In the make money niche, whether it's selling on Amazon or an information product, there are a ton of so-called gurus out there. Yes, I'm one of them as well, and there's nothing bad with having a lot of gurus – but the problem that bugs me is when an expert advisor is not who they claim to be.
That being said I wanted to write this article and give you a clear test that you can use prior to signing up for any type of membership site, buying a high-priced information product, or agreeing to any coaching.
What makes someone an expert?
Here's the crux of the issue. There a lot of books and courses that tell you that all you need to be an expert is to anoint yourself as a self-proclaimed guru of whatever topic you're interested in teaching. While it's true that you are able to anoint yourself, ethically in order to be deemed an expert advisor you need to actually be doing what you say that you're doing.

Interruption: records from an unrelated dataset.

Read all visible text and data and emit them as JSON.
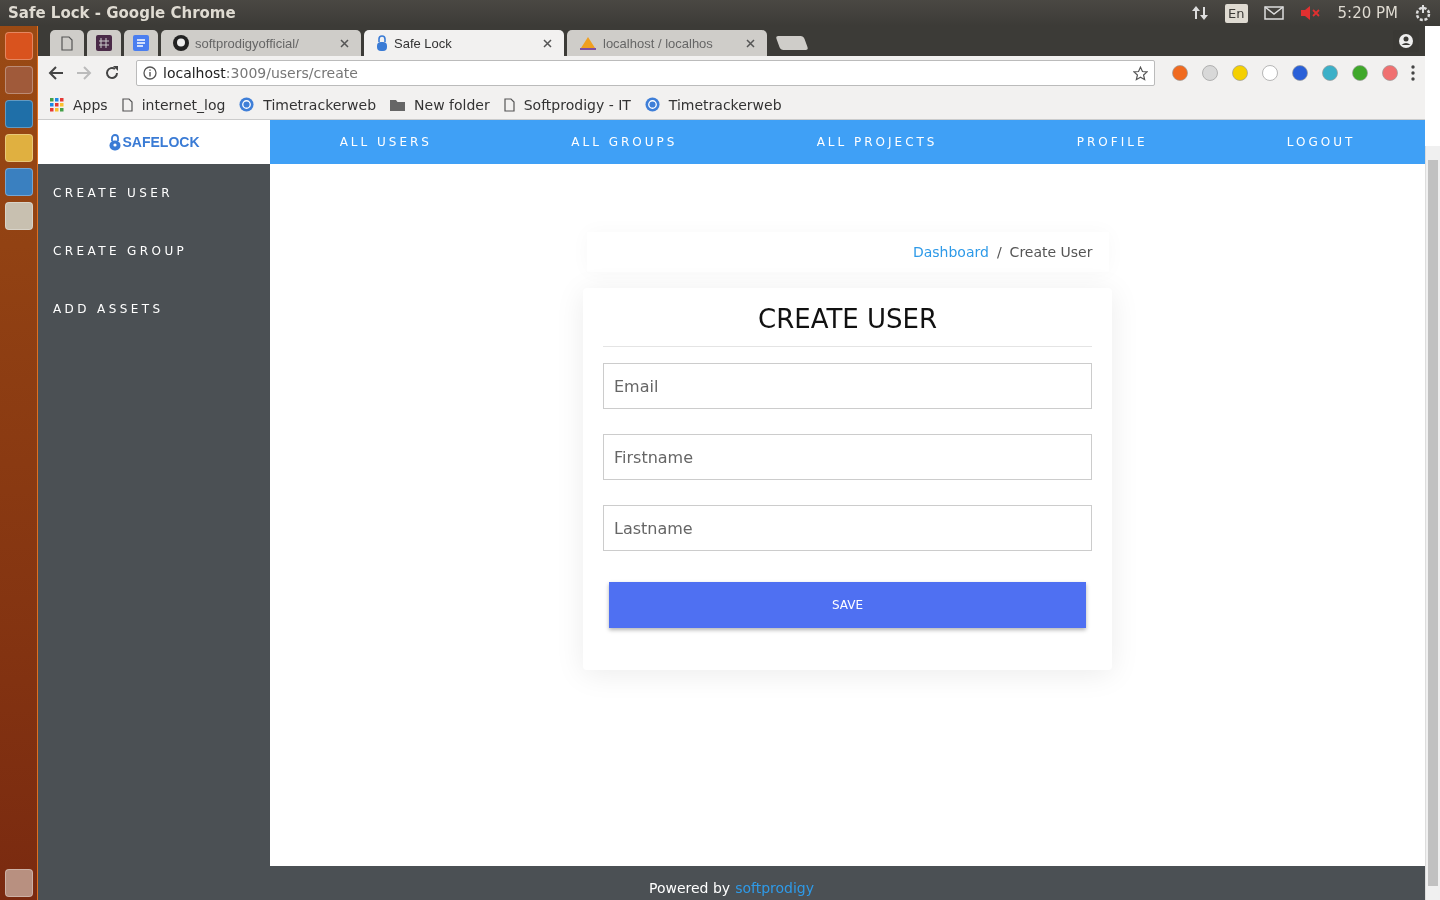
{
  "os_bar": {
    "title": "Safe Lock - Google Chrome",
    "keyboard": "En",
    "time": "5:20 PM"
  },
  "tabs": [
    {
      "kind": "page",
      "selected": false
    },
    {
      "kind": "hash",
      "selected": false
    },
    {
      "kind": "doc",
      "selected": false
    },
    {
      "kind": "github",
      "label": "softprodigyofficial/",
      "selected": false
    },
    {
      "kind": "lock",
      "label": "Safe Lock",
      "selected": true
    },
    {
      "kind": "pma",
      "label": "localhost / localhos",
      "selected": false
    }
  ],
  "address": {
    "host": "localhost",
    "path": ":3009/users/create"
  },
  "bookmarks": [
    {
      "kind": "apps",
      "label": "Apps"
    },
    {
      "kind": "page",
      "label": "internet_log"
    },
    {
      "kind": "clock",
      "label": "Timetrackerweb"
    },
    {
      "kind": "folder",
      "label": "New folder"
    },
    {
      "kind": "page",
      "label": "Softprodigy - IT"
    },
    {
      "kind": "clock",
      "label": "Timetrackerweb"
    }
  ],
  "sidebar": {
    "logo": "SAFELOCK",
    "items": [
      "CREATE USER",
      "CREATE GROUP",
      "ADD ASSETS"
    ]
  },
  "nav": [
    "ALL USERS",
    "ALL GROUPS",
    "ALL PROJECTS",
    "PROFILE",
    "LOGOUT"
  ],
  "breadcrumb": {
    "link": "Dashboard",
    "separator": "/",
    "current": "Create User"
  },
  "form": {
    "title": "CREATE USER",
    "fields": [
      {
        "placeholder": "Email"
      },
      {
        "placeholder": "Firstname"
      },
      {
        "placeholder": "Lastname"
      }
    ],
    "button": "SAVE"
  },
  "footer": {
    "text": "Powered by",
    "link": "softprodigy"
  }
}
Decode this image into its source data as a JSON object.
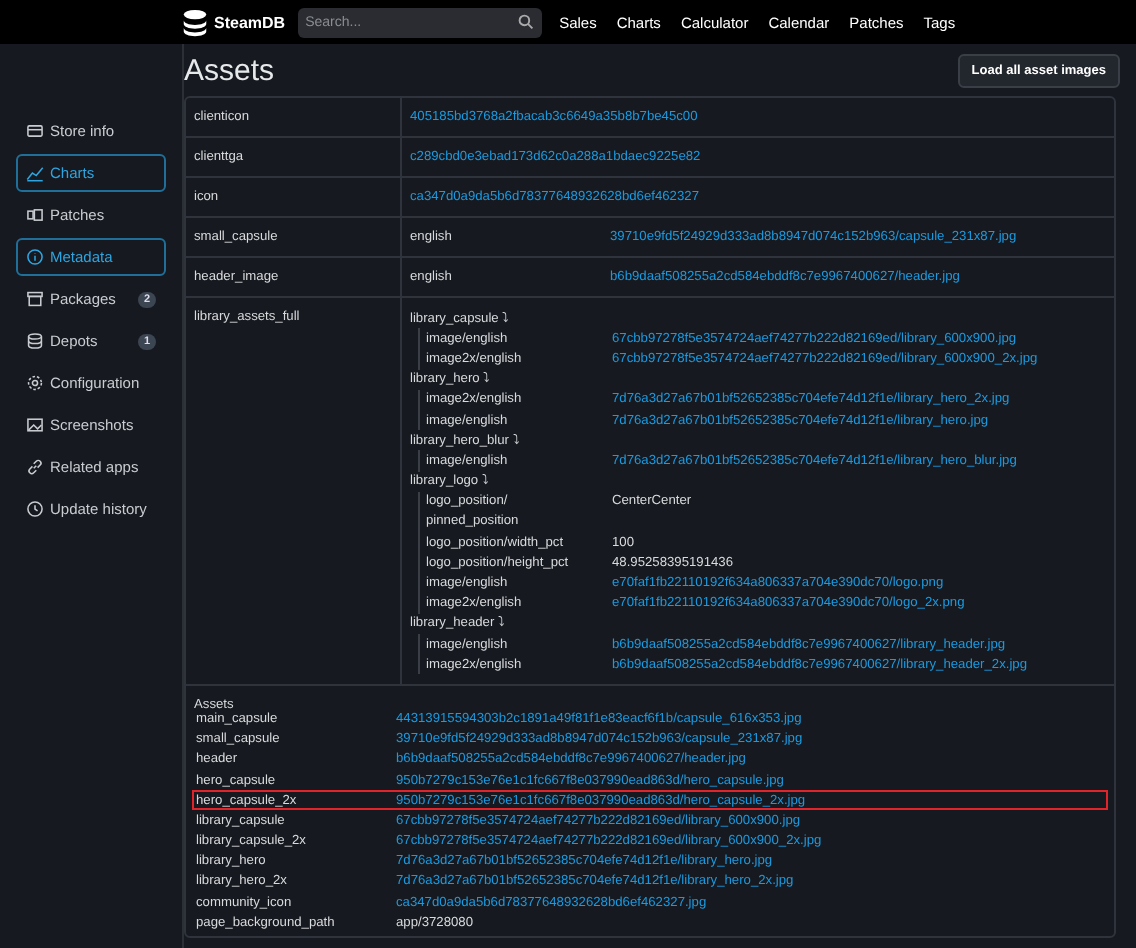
{
  "top_bar": {
    "logo": "SteamDB",
    "search": {
      "placeholder": "Search..."
    },
    "nav": [
      "Sales",
      "Charts",
      "Calculator",
      "Calendar",
      "Patches",
      "Tags"
    ]
  },
  "sidebar": {
    "items": [
      {
        "label": "Store info",
        "selected": false
      },
      {
        "label": "Charts",
        "selected": true
      },
      {
        "label": "Patches",
        "selected": false
      },
      {
        "label": "Metadata",
        "selected": true
      },
      {
        "label": "Packages",
        "selected": false,
        "badge": "2"
      },
      {
        "label": "Depots",
        "selected": false,
        "badge": "1"
      },
      {
        "label": "Configuration",
        "selected": false
      },
      {
        "label": "Screenshots",
        "selected": false
      },
      {
        "label": "Related apps",
        "selected": false
      },
      {
        "label": "Update history",
        "selected": false
      }
    ]
  },
  "page": {
    "title": "Assets",
    "button": "Load all asset images"
  },
  "table": {
    "rows": [
      {
        "kind": "single",
        "key": "clienticon",
        "value": "405185bd3768a2fbacab3c6649a35b8b7be45c00"
      },
      {
        "kind": "single",
        "key": "clienttga",
        "value": "c289cbd0e3ebad173d62c0a288a1bdaec9225e82"
      },
      {
        "kind": "single",
        "key": "icon",
        "value": "ca347d0a9da5b6d78377648932628bd6ef462327"
      },
      {
        "kind": "pair",
        "key": "small_capsule",
        "label": "english",
        "value": "39710e9fd5f24929d333ad8b8947d074c152b963/capsule_231x87.jpg"
      },
      {
        "kind": "pair",
        "key": "header_image",
        "label": "english",
        "value": "b6b9daaf508255a2cd584ebddf8c7e9967400627/header.jpg"
      },
      {
        "kind": "tree",
        "key": "library_assets_full",
        "groups": [
          {
            "name": "library_capsule",
            "expander": "⤵",
            "children": [
              {
                "name": "image/english",
                "value": "67cbb97278f5e3574724aef74277b222d82169ed/library_600x900.jpg",
                "link": true
              },
              {
                "name": "image2x/english",
                "value": "67cbb97278f5e3574724aef74277b222d82169ed/library_600x900_2x.jpg",
                "link": true
              }
            ]
          },
          {
            "name": "library_hero",
            "expander": "⤵",
            "children": [
              {
                "name": "image2x/english",
                "value": "7d76a3d27a67b01bf52652385c704efe74d12f1e/library_hero_2x.jpg",
                "link": true
              },
              {
                "name": "image/english",
                "value": "7d76a3d27a67b01bf52652385c704efe74d12f1e/library_hero.jpg",
                "link": true
              }
            ]
          },
          {
            "name": "library_hero_blur",
            "expander": "⤵",
            "children": [
              {
                "name": "image/english",
                "value": "7d76a3d27a67b01bf52652385c704efe74d12f1e/library_hero_blur.jpg",
                "link": true
              }
            ]
          },
          {
            "name": "library_logo",
            "expander": "⤵",
            "children": [
              {
                "name": "logo_position/",
                "value": "CenterCenter",
                "link": false
              },
              {
                "name": "pinned_position"
              },
              {
                "name": "logo_position/width_pct",
                "value": "100",
                "link": false
              },
              {
                "name": "logo_position/height_pct",
                "value": "48.95258395191436",
                "link": false
              },
              {
                "name": "image/english",
                "value": "e70faf1fb22110192f634a806337a704e390dc70/logo.png",
                "link": true
              },
              {
                "name": "image2x/english",
                "value": "e70faf1fb22110192f634a806337a704e390dc70/logo_2x.png",
                "link": true
              }
            ]
          },
          {
            "name": "library_header",
            "expander": "⤵",
            "children": [
              {
                "name": "image/english",
                "value": "b6b9daaf508255a2cd584ebddf8c7e9967400627/library_header.jpg",
                "link": true
              },
              {
                "name": "image2x/english",
                "value": "b6b9daaf508255a2cd584ebddf8c7e9967400627/library_header_2x.jpg",
                "link": true
              }
            ]
          }
        ]
      },
      {
        "kind": "list",
        "key": "Assets",
        "items": [
          {
            "name": "main_capsule",
            "value": "44313915594303b2c1891a49f81f1e83eacf6f1b/capsule_616x353.jpg",
            "link": true,
            "highlighted": false
          },
          {
            "name": "small_capsule",
            "value": "39710e9fd5f24929d333ad8b8947d074c152b963/capsule_231x87.jpg",
            "link": true,
            "highlighted": false
          },
          {
            "name": "header",
            "value": "b6b9daaf508255a2cd584ebddf8c7e9967400627/header.jpg",
            "link": true,
            "highlighted": false
          },
          {
            "name": "hero_capsule",
            "value": "950b7279c153e76e1c1fc667f8e037990ead863d/hero_capsule.jpg",
            "link": true,
            "highlighted": false
          },
          {
            "name": "hero_capsule_2x",
            "value": "950b7279c153e76e1c1fc667f8e037990ead863d/hero_capsule_2x.jpg",
            "link": true,
            "highlighted": true
          },
          {
            "name": "library_capsule",
            "value": "67cbb97278f5e3574724aef74277b222d82169ed/library_600x900.jpg",
            "link": true,
            "highlighted": false
          },
          {
            "name": "library_capsule_2x",
            "value": "67cbb97278f5e3574724aef74277b222d82169ed/library_600x900_2x.jpg",
            "link": true,
            "highlighted": false
          },
          {
            "name": "library_hero",
            "value": "7d76a3d27a67b01bf52652385c704efe74d12f1e/library_hero.jpg",
            "link": true,
            "highlighted": false
          },
          {
            "name": "library_hero_2x",
            "value": "7d76a3d27a67b01bf52652385c704efe74d12f1e/library_hero_2x.jpg",
            "link": true,
            "highlighted": false
          },
          {
            "name": "community_icon",
            "value": "ca347d0a9da5b6d78377648932628bd6ef462327.jpg",
            "link": true,
            "highlighted": false
          },
          {
            "name": "page_background_path",
            "value": "app/3728080",
            "link": false,
            "highlighted": false
          }
        ]
      }
    ]
  }
}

There are a lot of experts out there that teach something that they don't make a lot of money doing.
My point is that if you want to know how to test an expert advisor, one easy way is to look at where they are getting the majority of their income. If they are teaching you how to build a team, yet have one or maybe two people working with them, they might not be the best person to listen to.
Sure, they have a team, but what's that team doing? Are they only processing? Are they sourcing? Are they finding new opportunities? Are they developing procedures that they can pass on to the next person? How much revenue can they associate with the team they built? Does their team consist of only part-time virtual assistants hired off of something like Elance or oDesk?
If having a team is not the primary means of increased revenue and profits, watch out.
Anybody can go and hire someone online to do something for them and then claim to be an expert in team building.
The #1 way to test an expert advisor
Okay, so if you want to test whether or not an expert is worth investing in, here's the easiest way to do it. All you need to do is ask them one simple question:
“What is the percentage breakdown of your revenue that comes from information products versus your actual business?”
If you are guru gets the majority of their income through information products then there is a problem. That means that their primary business is selling you information. It means that what they are teaching you is how they are making their money, and not from the business that they claim to be an expert in.
You see this all the time with bloggers that make the majority of their money from affiliate income rather than assets that they've built. Essentially they make their money not showing people how to build a business, but selling the latest thing to make a buck.
Around 95% of my annual revenue comes from my business. The rest comes from information products. If your expert advisor can't tell you with a straight face that they are making more money from their business than they are from information products, you need to move on someone else.